The chief executive of international wireless operator Digicel Group has said that the firm could re-examine its investment strategy in Jamaica and the wider Caribbean region should Cable & Wireless Communications (CWC) be given the regulatory go-ahead for its proposed USD3 billion buyout of another regional operator, Columbus International. CWC operates across the Caribbean under the LIME banner, while Columbus offers cable and broadband services in a number of markets using the Flow brand. Both firms are active in the Jamaican fixed line sector – accounting for over 90% of subscribers between them – while LIME competes with Digicel in the country’s mobile market.
Digicel Group CEO Colm Delves told the Sunday Gleaner: ‘We are prepared to invest in the region, but that has to be in the knowledge that there is going to be a level playing field. I think it is important that we understand what the acquisition means because we have to make choices as to where we invest our dollars.’ He went on to add: ‘Whatever way you measure it, I think the end result of the acquisition, assuming it goes ahead, will mean that there will be virtual monopolies in fixed telephone, cable TV, on-island fibre, fixed internet broadband, and also, which is a big issue, on the off-island submarine capacity to the United States.’

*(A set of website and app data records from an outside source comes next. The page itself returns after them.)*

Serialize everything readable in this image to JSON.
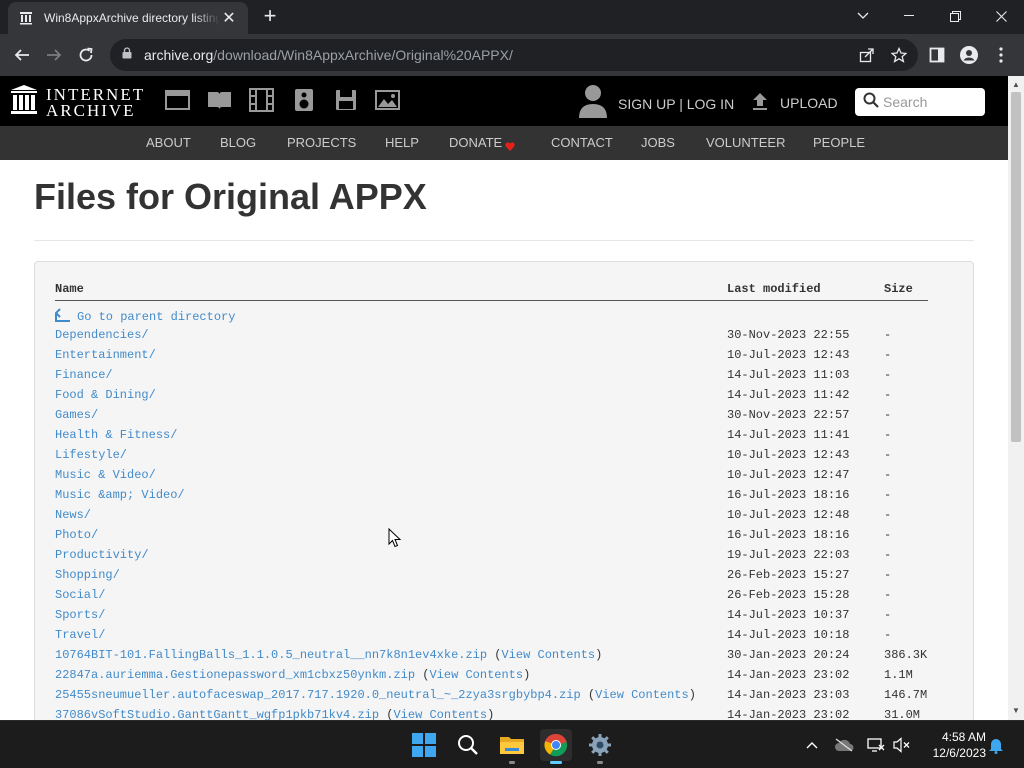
{
  "browser": {
    "tab_title": "Win8AppxArchive directory listing",
    "url_host": "archive.org",
    "url_path": "/download/Win8AppxArchive/Original%20APPX/"
  },
  "ia_header": {
    "logo_line1": "INTERNET",
    "logo_line2": "ARCHIVE",
    "signup_login": "SIGN UP | LOG IN",
    "upload": "UPLOAD",
    "search_placeholder": "Search",
    "nav": [
      "ABOUT",
      "BLOG",
      "PROJECTS",
      "HELP",
      "DONATE",
      "CONTACT",
      "JOBS",
      "VOLUNTEER",
      "PEOPLE"
    ],
    "donate_heart_color": "#e4201b"
  },
  "page": {
    "title": "Files for Original APPX"
  },
  "listing": {
    "headers": {
      "name": "Name",
      "modified": "Last modified",
      "size": "Size"
    },
    "parent_link": "Go to parent directory",
    "view_contents": "View Contents",
    "entries": [
      {
        "name": "Dependencies/",
        "date": "30-Nov-2023 22:55",
        "size": "-"
      },
      {
        "name": "Entertainment/",
        "date": "10-Jul-2023 12:43",
        "size": "-"
      },
      {
        "name": "Finance/",
        "date": "14-Jul-2023 11:03",
        "size": "-"
      },
      {
        "name": "Food & Dining/",
        "date": "14-Jul-2023 11:42",
        "size": "-"
      },
      {
        "name": "Games/",
        "date": "30-Nov-2023 22:57",
        "size": "-"
      },
      {
        "name": "Health & Fitness/",
        "date": "14-Jul-2023 11:41",
        "size": "-"
      },
      {
        "name": "Lifestyle/",
        "date": "10-Jul-2023 12:43",
        "size": "-"
      },
      {
        "name": "Music & Video/",
        "date": "10-Jul-2023 12:47",
        "size": "-"
      },
      {
        "name": "Music &amp; Video/",
        "date": "16-Jul-2023 18:16",
        "size": "-"
      },
      {
        "name": "News/",
        "date": "10-Jul-2023 12:48",
        "size": "-"
      },
      {
        "name": "Photo/",
        "date": "16-Jul-2023 18:16",
        "size": "-"
      },
      {
        "name": "Productivity/",
        "date": "19-Jul-2023 22:03",
        "size": "-"
      },
      {
        "name": "Shopping/",
        "date": "26-Feb-2023 15:27",
        "size": "-"
      },
      {
        "name": "Social/",
        "date": "26-Feb-2023 15:28",
        "size": "-"
      },
      {
        "name": "Sports/",
        "date": "14-Jul-2023 10:37",
        "size": "-"
      },
      {
        "name": "Travel/",
        "date": "14-Jul-2023 10:18",
        "size": "-"
      },
      {
        "name": "10764BIT-101.FallingBalls_1.1.0.5_neutral__nn7k8n1ev4xke.zip",
        "date": "30-Jan-2023 20:24",
        "size": "386.3K",
        "view": true
      },
      {
        "name": "22847a.auriemma.Gestionepassword_xm1cbxz50ynkm.zip",
        "date": "14-Jan-2023 23:02",
        "size": "1.1M",
        "view": true
      },
      {
        "name": "25455sneumueller.autofaceswap_2017.717.1920.0_neutral_~_2zya3srgbybp4.zip",
        "date": "14-Jan-2023 23:03",
        "size": "146.7M",
        "view": true
      },
      {
        "name": "37086vSoftStudio.GanttGantt_wgfp1pkb71kv4.zip",
        "date": "14-Jan-2023 23:02",
        "size": "31.0M",
        "view": true
      }
    ]
  },
  "taskbar": {
    "time": "4:58 AM",
    "date": "12/6/2023",
    "apps": [
      "start-icon",
      "search-icon",
      "file-explorer-icon",
      "chrome-icon",
      "settings-icon"
    ]
  }
}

Meanwhile, following a meeting at which CWC shareholders overwhelmingly approved of the Columbus deal, the UK-based telco’s CEO Phil Bentley commented: ‘We know we have to work closely with governments and regulators to ensure that our customers benefit, and that competition is not compromised – and that’s a commitment we’ve happily made to all our stakeholders, which we will uphold.’